    There’s one caveat: holders expecting the usual five-star American Express customer service standard are in for a rude shock.

    Just try disputing a charge. Just try.

    You’ll get the worst response ever, from what sounds like a prison in rural Georgia. They’ll often refuse to even submit your dispute, and attempt to ridicule your complaint otherwise. In either case, they will not be very helpful at all.

    Note: this is NOT a real Amex card, actually issued by American Express.
    It is issued by some other bank (one with a deal to use prison labor for CSR’s) and merely stamped with an AMEX logo.

  • hereatpsu

    This card is no big deal and to comply with fcc rules, you better add somewhere in your blog that you are embedding affiliate links and “endorsing” this card

  • Edgar Numrich

    It is amusing folks appear not to realize that “cash back” really just means you overpaid in the first place.

    I’d rather have the bonus miles up front (which can be very beneficial for leisure overseas travel) and for purchases.

  • Ca77andra

    I don’t understand what you say about “overpaid in the first place”. Isn’t the $50 per $2500 based on regular charges to the card?

    I like the bonus miles too but what urks me is the remaining cash I pay for a ticket doesn’t go to more bonus miles. Shouldn’t it?

  • Edgar Numrich

    Hi, Ca77andra ~ Someone is paying that $50 out-of-pocket to the recipients of it. So, where you write “regular”, in the very-old days was simply referred to as “retail”. Another way to look at: “When’s the last time you knew of anyone who paid “full-price” for a mattress??” It’s discounting, no matter how you look at it.

    As to “remaining cash you pay for the ticket”, I’ve never paid more than the $5 U. S. tax/security fee flying from the U. S. to Europe.
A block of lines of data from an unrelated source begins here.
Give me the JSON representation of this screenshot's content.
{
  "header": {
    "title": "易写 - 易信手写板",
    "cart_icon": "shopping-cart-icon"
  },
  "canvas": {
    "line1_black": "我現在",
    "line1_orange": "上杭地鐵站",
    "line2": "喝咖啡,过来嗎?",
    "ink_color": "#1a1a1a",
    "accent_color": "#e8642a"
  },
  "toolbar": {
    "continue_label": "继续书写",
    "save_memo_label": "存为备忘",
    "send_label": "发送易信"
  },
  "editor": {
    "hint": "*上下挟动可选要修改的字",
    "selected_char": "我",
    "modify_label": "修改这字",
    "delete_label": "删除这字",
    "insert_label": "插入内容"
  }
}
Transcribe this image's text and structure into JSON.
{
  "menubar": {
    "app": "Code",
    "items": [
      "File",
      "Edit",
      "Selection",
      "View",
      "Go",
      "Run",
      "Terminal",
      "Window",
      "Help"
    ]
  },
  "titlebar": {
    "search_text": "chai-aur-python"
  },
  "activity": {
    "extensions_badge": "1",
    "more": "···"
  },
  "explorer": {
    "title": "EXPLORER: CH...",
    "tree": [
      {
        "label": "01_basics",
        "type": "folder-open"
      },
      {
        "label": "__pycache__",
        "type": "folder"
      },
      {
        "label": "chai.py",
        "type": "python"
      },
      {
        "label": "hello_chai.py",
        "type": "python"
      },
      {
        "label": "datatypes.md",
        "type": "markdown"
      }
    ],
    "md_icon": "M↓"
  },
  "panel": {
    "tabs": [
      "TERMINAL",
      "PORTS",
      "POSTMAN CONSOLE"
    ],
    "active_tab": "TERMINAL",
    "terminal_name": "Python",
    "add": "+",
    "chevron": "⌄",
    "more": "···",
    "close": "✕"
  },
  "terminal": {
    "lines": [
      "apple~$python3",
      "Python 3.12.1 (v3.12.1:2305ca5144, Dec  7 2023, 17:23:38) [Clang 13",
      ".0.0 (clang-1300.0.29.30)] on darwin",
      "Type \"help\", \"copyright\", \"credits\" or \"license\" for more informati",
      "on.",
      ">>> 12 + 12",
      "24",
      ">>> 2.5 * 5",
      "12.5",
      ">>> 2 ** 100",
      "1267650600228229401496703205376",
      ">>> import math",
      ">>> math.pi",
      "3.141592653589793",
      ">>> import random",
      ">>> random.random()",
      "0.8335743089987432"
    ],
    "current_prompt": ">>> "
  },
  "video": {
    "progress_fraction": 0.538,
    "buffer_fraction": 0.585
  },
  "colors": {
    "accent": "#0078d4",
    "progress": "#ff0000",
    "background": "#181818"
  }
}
There is a departure tax from European/U. K. airports when flying from there to the
    U. S., but that’s another matter entirely, and which you pay for “up front” when you purchase the ticket. If you use a co-branded airline credit card, you should get miles for that fee or, for that matter, the $5, too. I always have.

  • Ca77andra
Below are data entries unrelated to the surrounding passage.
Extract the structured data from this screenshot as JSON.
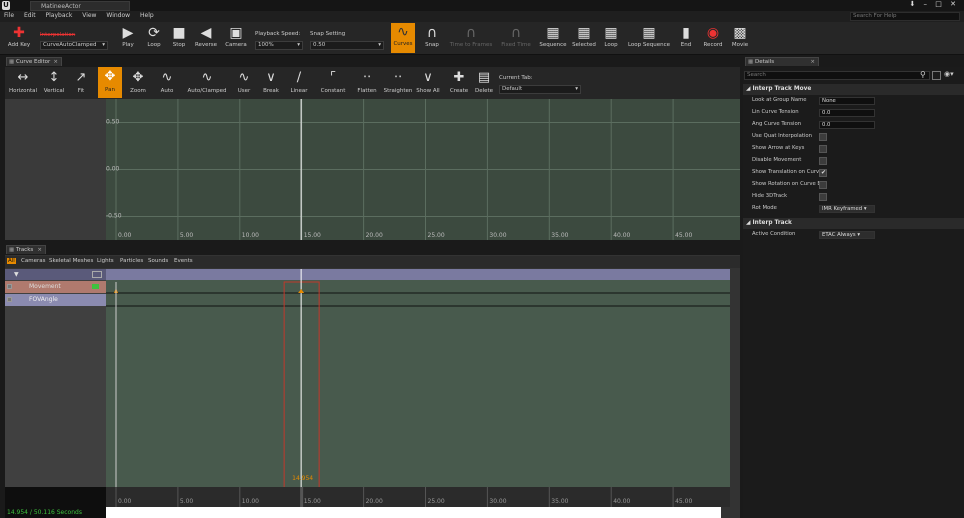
{
  "window": {
    "tab_title": "MatineeActor",
    "controls": "⬇ – □ ✕"
  },
  "menu": [
    "File",
    "Edit",
    "Playback",
    "View",
    "Window",
    "Help"
  ],
  "search_help_placeholder": "Search For Help",
  "toolbar": {
    "add_key": "Add Key",
    "interpolation_label": "Interpolation",
    "interpolation_value": "CurveAutoClamped",
    "play": "Play",
    "loop": "Loop",
    "stop": "Stop",
    "reverse": "Reverse",
    "camera": "Camera",
    "playback_speed_label": "Playback Speed:",
    "playback_speed_value": "100%",
    "snap_setting_label": "Snap Setting",
    "snap_setting_value": "0.50",
    "curves": "Curves",
    "snap": "Snap",
    "time_to_frames": "Time to Frames",
    "fixed_time": "Fixed Time",
    "sequence": "Sequence",
    "selected": "Selected",
    "loop2": "Loop",
    "loop_sequence": "Loop Sequence",
    "end": "End",
    "record": "Record",
    "movie": "Movie"
  },
  "curve_editor": {
    "tab": "Curve Editor",
    "tools": [
      "Horizontal",
      "Vertical",
      "Fit",
      "Pan",
      "Zoom",
      "Auto",
      "Auto/Clamped",
      "User",
      "Break",
      "Linear",
      "Constant",
      "Flatten",
      "Straighten",
      "Show All",
      "Create",
      "Delete"
    ],
    "current_tab_label": "Current Tab:",
    "current_tab_value": "Default",
    "y_labels": [
      "0.50",
      "0.00",
      "-0.50"
    ],
    "x_labels": [
      "0.00",
      "5.00",
      "10.00",
      "15.00",
      "20.00",
      "25.00",
      "30.00",
      "35.00",
      "40.00",
      "45.00"
    ]
  },
  "tracks": {
    "tab": "Tracks",
    "filters": [
      "All",
      "Cameras",
      "Skeletal Meshes",
      "Lights",
      "Particles",
      "Sounds",
      "Events"
    ],
    "group_name": "",
    "track_names": [
      "Movement",
      "FOVAngle"
    ],
    "cursor_time": "14.954",
    "x_labels": [
      "0.00",
      "5.00",
      "10.00",
      "15.00",
      "20.00",
      "25.00",
      "30.00",
      "35.00",
      "40.00",
      "45.00"
    ],
    "status": "14.954 / 50.116 Seconds"
  },
  "details": {
    "tab": "Details",
    "search_placeholder": "Search",
    "section1": "Interp Track Move",
    "props": [
      {
        "label": "Look at Group Name",
        "value": "None",
        "kind": "text"
      },
      {
        "label": "Lin Curve Tension",
        "value": "0.0",
        "kind": "num"
      },
      {
        "label": "Ang Curve Tension",
        "value": "0.0",
        "kind": "num"
      },
      {
        "label": "Use Quat Interpolation",
        "kind": "check",
        "checked": false
      },
      {
        "label": "Show Arrow at Keys",
        "kind": "check",
        "checked": false
      },
      {
        "label": "Disable Movement",
        "kind": "check",
        "checked": false
      },
      {
        "label": "Show Translation on Curv",
        "kind": "check",
        "checked": true
      },
      {
        "label": "Show Rotation on Curve E",
        "kind": "check",
        "checked": false
      },
      {
        "label": "Hide 3DTrack",
        "kind": "check",
        "checked": false
      },
      {
        "label": "Rot Mode",
        "value": "IMR Keyframed",
        "kind": "select"
      }
    ],
    "section2": "Interp Track",
    "props2": [
      {
        "label": "Active Condition",
        "value": "ETAC Always",
        "kind": "select"
      }
    ]
  },
  "chart_data": {
    "type": "line",
    "x_range": [
      0,
      50.116
    ],
    "ylim": [
      -0.75,
      0.75
    ],
    "y_ticks": [
      0.5,
      0.0,
      -0.5
    ],
    "x_ticks": [
      0,
      5,
      10,
      15,
      20,
      25,
      30,
      35,
      40,
      45
    ],
    "cursor": 14.954,
    "grid": true,
    "series": []
  },
  "colors": {
    "accent": "#e68a00",
    "curve_bg": "#3c4a3f",
    "track_bg": "#485a4d",
    "cursor": "#ffffff",
    "selection": "#c0392b",
    "status_green": "#3ec13e"
  }
}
    Thanks for explaining that.

    As to the ticket….I use miles for part of it and pay cash for the rest. I only travel twice a year so try to conserve the miles. The $150 off a $400 ticket helps. The remaining $250 cash isn’t applied to my points. Seems it should be.

  • Edgar Numrich

    Well, you have me on this, and where I’ve never seen the occasion where you can split the payment between miles and cash.

    But, in recent years what air travel I do is mostly on American, Alaska/Horizon, and Southwest.

    I have no credit cards with “points”, so maybe that’s the difference.

  • Ca77andra

    I use the AMEX Delta on the Delta site. It’s amazing all the ways we can get stuff for “free”.

  • Edgar Numrich

    Send me a friend request on FB . . .

  • Tim Winship

    There are no affiliate links on this site.

  • MG

    I’ve had pretty much all the cards anyone on here would suggest are the best, and this is my favorite. It’s my workhorse. Not sure why some of the comments below suggest a bad customer service experience. I’ve actually had a couple of late charges after accidentally missing payments dismissed by them with no problems. Transferring money our of the Fidelity rewards account is easy and shouldn’t be a real deterrent to getting the card. Also, just FYI, FIA Card Services is owned by Bank of America.